    By Golf Channel DigitalJanuary 15, 2018, 6:05 pm

    Patton Kizzire earned his second PGA Tour victory by winning a six-hole playoff at the Sony Open in Hawaii. Take a look inside his bag.

    Driver: Titleist 917D3 (10.5 degrees), with Fujikura Atmos Black 6 X shaft

    Fairway Wood: Titleist 917F2 (16.5 degrees), with Aldila Tour Blue 95 TX shaft

    Hybrid: Titleist 913H (19 degrees), with UST Mamiya AXIV Core 100 Hybrid shaft

    Irons: Titleist 718 T-MB (4), 718 CB (5-6), 718 MB (7-9), with True Temper Dynamic Gold X100 shafts

    Wedges: Titleist SM7 prototype (47, 52, 56, 60 degrees), with True Temper Dynamic Gold X100 shafts

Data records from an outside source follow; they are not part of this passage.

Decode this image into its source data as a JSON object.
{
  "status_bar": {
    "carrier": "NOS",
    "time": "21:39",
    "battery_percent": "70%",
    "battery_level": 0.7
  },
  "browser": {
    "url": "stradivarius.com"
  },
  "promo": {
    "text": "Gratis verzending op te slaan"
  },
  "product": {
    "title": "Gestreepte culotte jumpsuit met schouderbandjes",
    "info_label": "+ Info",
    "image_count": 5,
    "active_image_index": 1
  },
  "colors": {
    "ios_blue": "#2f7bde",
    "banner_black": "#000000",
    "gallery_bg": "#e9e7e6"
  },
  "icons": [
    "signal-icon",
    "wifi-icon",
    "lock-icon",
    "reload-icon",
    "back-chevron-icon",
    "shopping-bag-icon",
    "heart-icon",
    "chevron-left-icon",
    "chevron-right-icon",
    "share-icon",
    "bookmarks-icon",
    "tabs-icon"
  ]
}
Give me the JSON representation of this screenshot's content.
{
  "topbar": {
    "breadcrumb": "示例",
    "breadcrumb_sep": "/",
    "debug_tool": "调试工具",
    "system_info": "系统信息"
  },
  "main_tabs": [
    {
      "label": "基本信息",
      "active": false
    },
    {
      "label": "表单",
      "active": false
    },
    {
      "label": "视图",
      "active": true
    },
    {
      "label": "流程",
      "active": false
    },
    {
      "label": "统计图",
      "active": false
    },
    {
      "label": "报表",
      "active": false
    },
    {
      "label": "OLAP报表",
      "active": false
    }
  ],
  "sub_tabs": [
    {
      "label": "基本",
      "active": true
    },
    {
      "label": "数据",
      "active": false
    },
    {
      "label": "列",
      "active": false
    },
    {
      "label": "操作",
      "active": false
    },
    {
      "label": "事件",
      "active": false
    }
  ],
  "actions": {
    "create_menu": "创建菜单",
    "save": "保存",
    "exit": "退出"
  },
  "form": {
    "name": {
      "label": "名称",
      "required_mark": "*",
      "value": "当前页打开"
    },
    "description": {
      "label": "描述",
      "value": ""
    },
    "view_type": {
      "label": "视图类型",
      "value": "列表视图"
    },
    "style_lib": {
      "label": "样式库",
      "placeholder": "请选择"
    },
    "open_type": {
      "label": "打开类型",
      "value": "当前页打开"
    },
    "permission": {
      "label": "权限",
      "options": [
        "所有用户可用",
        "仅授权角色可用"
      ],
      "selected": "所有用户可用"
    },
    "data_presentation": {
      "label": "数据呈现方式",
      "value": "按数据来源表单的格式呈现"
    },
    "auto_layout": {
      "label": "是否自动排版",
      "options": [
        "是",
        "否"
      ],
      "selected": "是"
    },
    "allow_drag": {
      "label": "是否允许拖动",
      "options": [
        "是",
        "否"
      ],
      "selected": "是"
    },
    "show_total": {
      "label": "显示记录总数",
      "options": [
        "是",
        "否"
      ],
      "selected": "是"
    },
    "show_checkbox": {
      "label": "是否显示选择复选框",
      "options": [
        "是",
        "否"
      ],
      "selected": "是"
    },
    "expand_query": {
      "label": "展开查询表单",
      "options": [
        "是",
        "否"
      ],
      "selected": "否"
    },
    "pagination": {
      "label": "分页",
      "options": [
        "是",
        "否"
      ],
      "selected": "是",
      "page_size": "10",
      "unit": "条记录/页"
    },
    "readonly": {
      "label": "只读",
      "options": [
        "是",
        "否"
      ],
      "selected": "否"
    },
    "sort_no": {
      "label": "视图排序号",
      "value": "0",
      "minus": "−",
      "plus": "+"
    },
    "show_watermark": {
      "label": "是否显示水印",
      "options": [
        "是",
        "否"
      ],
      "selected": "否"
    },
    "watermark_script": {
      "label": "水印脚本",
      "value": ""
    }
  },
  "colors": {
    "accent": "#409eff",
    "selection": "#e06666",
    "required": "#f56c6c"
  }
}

    Putter: Scotty Cameron GoLo Tour prototype

    Ball: Titleist Pro V1x